When leaving you should notify a friend or family member that you trust and can count on, and let them know you are walking away from the relationship, that way in case anything goes wrong.
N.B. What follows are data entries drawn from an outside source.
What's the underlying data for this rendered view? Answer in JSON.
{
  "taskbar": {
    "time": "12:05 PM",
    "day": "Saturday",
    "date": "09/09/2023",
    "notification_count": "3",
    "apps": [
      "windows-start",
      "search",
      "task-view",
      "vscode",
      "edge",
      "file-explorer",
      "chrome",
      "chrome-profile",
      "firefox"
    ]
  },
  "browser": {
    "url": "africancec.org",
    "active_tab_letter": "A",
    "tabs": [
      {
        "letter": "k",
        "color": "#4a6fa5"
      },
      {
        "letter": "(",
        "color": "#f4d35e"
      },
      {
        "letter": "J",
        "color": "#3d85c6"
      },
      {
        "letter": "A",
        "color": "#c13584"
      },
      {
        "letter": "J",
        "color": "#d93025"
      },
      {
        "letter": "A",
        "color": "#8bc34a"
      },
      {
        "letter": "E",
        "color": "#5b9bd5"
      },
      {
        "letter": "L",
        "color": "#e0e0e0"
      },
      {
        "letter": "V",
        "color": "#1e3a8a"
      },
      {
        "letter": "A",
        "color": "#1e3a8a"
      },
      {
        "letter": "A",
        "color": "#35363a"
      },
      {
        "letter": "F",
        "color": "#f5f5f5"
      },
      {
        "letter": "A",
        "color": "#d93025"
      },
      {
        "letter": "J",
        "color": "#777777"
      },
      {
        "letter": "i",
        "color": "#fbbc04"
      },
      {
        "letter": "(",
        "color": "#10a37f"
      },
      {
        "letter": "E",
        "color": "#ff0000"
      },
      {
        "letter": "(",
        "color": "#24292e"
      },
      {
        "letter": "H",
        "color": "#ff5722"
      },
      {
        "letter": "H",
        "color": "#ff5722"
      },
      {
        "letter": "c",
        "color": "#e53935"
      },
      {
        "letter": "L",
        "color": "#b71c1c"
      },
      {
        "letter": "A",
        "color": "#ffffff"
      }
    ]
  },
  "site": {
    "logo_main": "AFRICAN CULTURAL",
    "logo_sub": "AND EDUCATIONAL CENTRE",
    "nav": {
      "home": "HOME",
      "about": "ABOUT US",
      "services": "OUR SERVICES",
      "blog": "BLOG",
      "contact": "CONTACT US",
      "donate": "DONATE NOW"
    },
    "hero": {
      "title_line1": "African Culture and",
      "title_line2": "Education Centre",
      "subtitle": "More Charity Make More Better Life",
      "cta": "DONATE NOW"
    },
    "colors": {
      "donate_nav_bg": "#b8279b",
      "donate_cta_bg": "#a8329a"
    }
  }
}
That friend or family member has written proof to show police that you did walk away, or they save your call or voicemail.

Make sure to have a secret code word to someone in which you can rely on, and provide that code word to at least three or more people in case you can’t get a hold of someone right away.

If you don’t have friends or family make sure that you have community support, maybe a therapist and provide that code word to them or any local support groups you may be a part of.

When it's safe to leave your abuser you will pack up the most significant things you need in order to start fresh and to look forward to a new beginning.

First and foremost any and all legal documents will need to be taken with you such as

  • Drivers license
  • Health card
  • Passport
  • Citizen ship
  • Birth certificates

If children are involved you want to make sure you have all they’re documentation ready to go as well. 

It’s important to bring comfort items for your children such as favorite blankets, and stuffed animals. 

It is significant that the child has something that brings them love, and familiarity especially during difficult times.

Never ever go somewhere where the abuser can find you staying at friends house or family's house doesn’t work it could put everyone in harm's way.

It is absolutely vital and in the best interest of everyone to go to a women’s shelter or men's shelter.

At a women’s/men's shelter they will provide you with childcare while you get any and all legal documents together and if a court case is required they will provide you with legal representation .

You will be provided the opportunity to work with councilors, and therapists.

If your abuser makes you feel as though you are in jeopardy, don’t break up in person because the results could once again lead to death.

If needed the shelter will relocate you and your children if you are worried that your abuser will somehow get to you, shelters have 24/7 security and security cameras.

It’s a safe and supportive environment, which will protect and provide you with the fresh start you deserve such education and care for children, guidelines  to help protect you from any future harm.

It’s a long road of healing and recovery, you have to be willing to sit down and talk to a professional, and gain as much understanding and knowledge around this, because you don’t want history to repeat itself.

You can and will come out of this stronger and wiser for it. You deserve a life free of violence.

Here are some community resources to explore and learn and develop information that will get you out of your nightmare and provide you with stability and comfort during those trying days, and if in immediate danger call 911 .

Women's Shelters Canada 

(613) 680-5119

Men’s Shelters: